→ Assignment:
Extract from the listing each line in which the word "icon" appears.
# # # # #
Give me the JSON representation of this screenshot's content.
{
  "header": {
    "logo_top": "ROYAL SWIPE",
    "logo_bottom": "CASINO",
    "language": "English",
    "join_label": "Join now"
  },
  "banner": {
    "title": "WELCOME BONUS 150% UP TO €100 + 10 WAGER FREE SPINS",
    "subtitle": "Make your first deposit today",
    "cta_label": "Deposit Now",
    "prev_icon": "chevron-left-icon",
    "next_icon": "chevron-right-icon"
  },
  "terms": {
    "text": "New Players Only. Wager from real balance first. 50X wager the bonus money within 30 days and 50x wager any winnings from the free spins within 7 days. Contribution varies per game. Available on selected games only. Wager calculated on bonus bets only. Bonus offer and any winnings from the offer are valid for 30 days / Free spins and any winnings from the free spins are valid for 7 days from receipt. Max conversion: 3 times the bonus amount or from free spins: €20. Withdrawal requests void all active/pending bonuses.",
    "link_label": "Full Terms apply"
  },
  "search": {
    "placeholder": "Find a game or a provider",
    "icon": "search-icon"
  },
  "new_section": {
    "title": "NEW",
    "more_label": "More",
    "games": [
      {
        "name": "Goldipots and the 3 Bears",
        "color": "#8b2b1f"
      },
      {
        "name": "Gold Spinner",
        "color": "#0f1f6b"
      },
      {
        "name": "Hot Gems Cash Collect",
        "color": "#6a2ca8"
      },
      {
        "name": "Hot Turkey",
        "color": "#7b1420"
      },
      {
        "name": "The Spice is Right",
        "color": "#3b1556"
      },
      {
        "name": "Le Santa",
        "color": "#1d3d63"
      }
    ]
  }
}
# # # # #
→ Task result:
    "prev_icon": "chevron-left-icon",
    "next_icon": "chevron-right-icon"
    "icon": "search-icon"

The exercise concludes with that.